Dr. Shen studies the fundamental mechanisms of transcriptional control underlying cellular function. Her research utilizes human pluripotent stem cells to model development and complex diseases as well as innovative genomic and genetic tools to investigate how regulatory elements affect gene expression. Her lab focuses on elucidating the causal relationship between genetic and epigenetic variations at regulatory sequences, e.g. enhancers and neurodevelopment and neurological diseases, and how these factors interplay to control gene regulation in mammalian cells.

Raymond White, PhD

Rudi Schmid Distinguished Professor in Neurology

Raymond White, PhD
Dr. White is a pioneer in the development of the molecular tools for the construction of a map of genetic markers for the human genome. He and his laboratory played key roles in the identification of numerous genes including those for neurofibromatosis type I and familial polyposis, an inherited form of colon cancer. More recently, he has become interested in the genetics of behavioral disorders, specifically, the genetics of alcoholism and alcohol abuse.

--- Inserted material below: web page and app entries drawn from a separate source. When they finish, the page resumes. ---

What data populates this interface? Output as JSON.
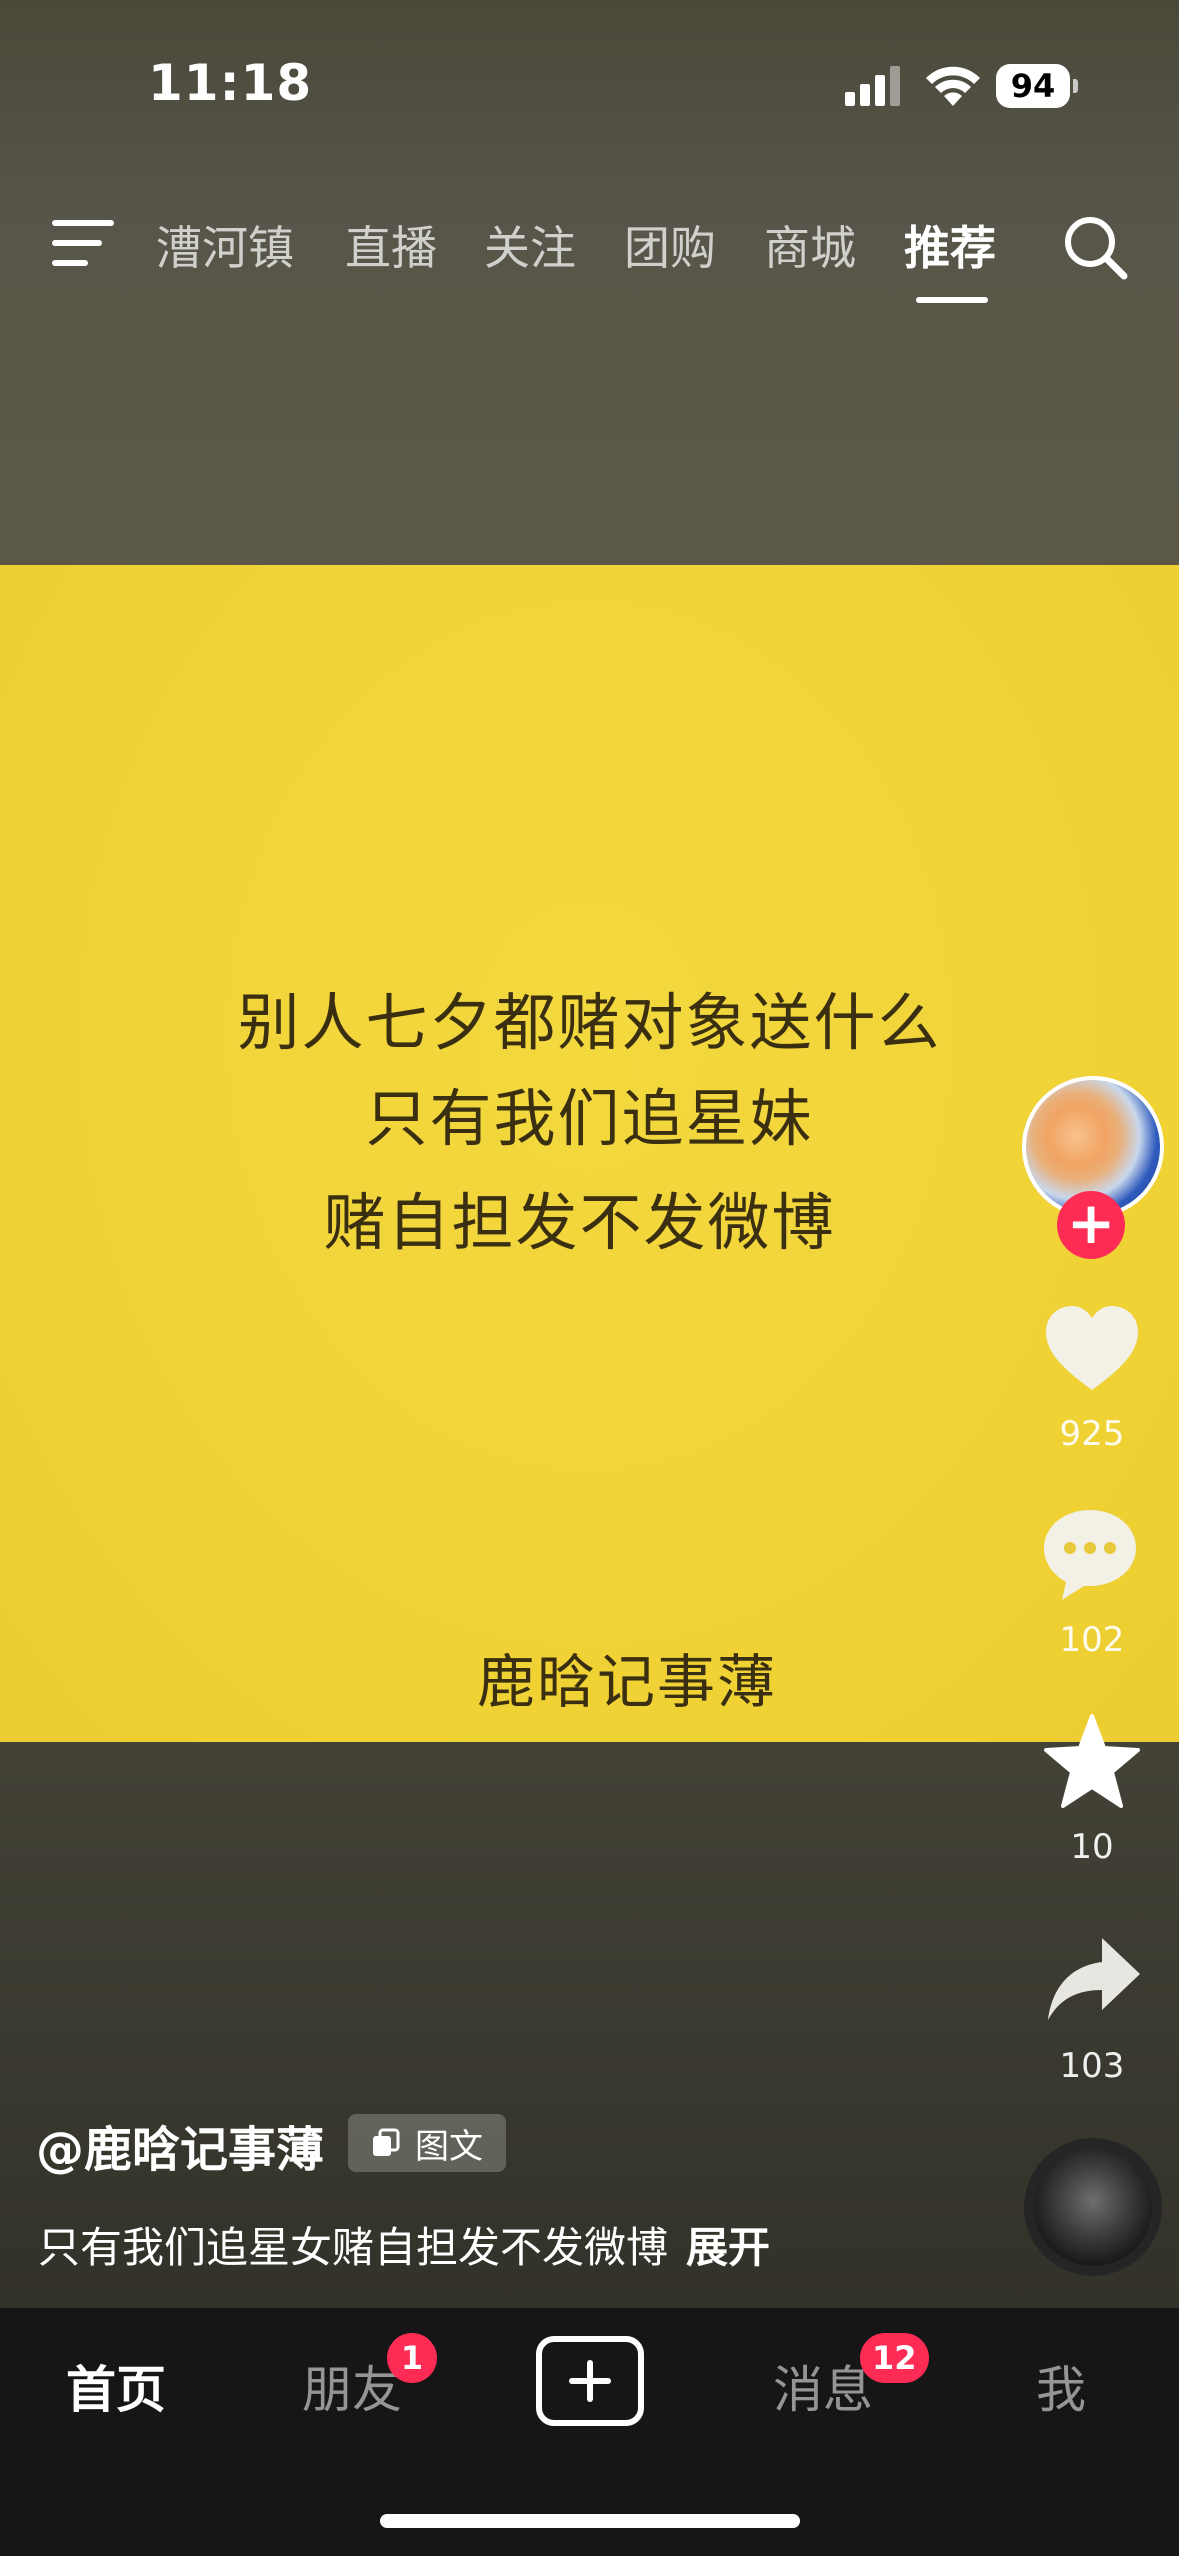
{
  "status_bar": {
    "time": "11:18",
    "battery": "94"
  },
  "top_nav": {
    "tabs": [
      {
        "label": "漕河镇"
      },
      {
        "label": "直播"
      },
      {
        "label": "关注"
      },
      {
        "label": "团购"
      },
      {
        "label": "商城"
      },
      {
        "label": "推荐",
        "active": true
      }
    ]
  },
  "post_image": {
    "lines": [
      "别人七夕都赌对象送什么",
      "只有我们追星妹",
      "赌自担发不发微博"
    ],
    "signature": "鹿晗记事薄",
    "background_color": "#f1d53a"
  },
  "actions": {
    "likes": "925",
    "comments": "102",
    "favorites": "10",
    "shares": "103"
  },
  "caption": {
    "author": "@鹿晗记事薄",
    "tag": "图文",
    "description": "只有我们追星女赌自担发不发微博",
    "expand": "展开"
  },
  "bottom_tabs": {
    "home": "首页",
    "friends": "朋友",
    "friends_badge": "1",
    "messages": "消息",
    "messages_badge": "12",
    "me": "我"
  },
  "colors": {
    "accent": "#fe2c55"
  }
}
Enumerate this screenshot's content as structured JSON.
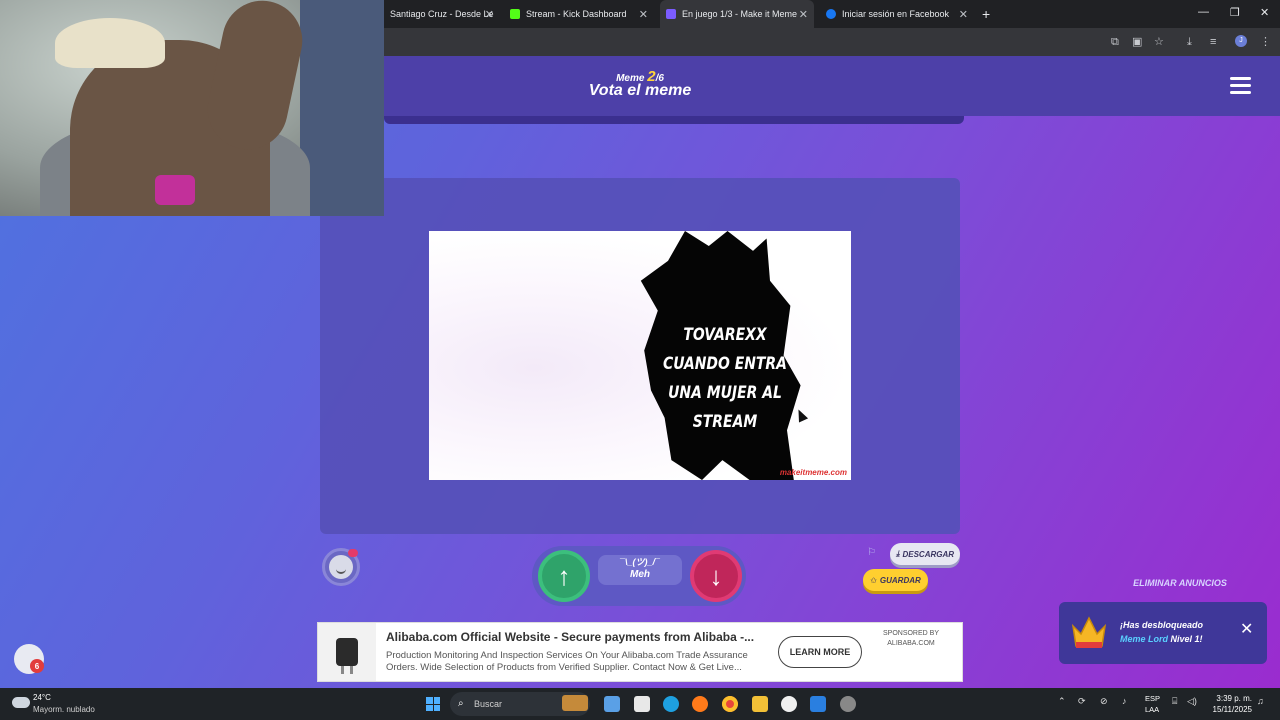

Identification of the genetic components is an important goal; clarifying the genetics that will reveal underlying molecular mechanisms and proteins for the development of therapeutic interventions.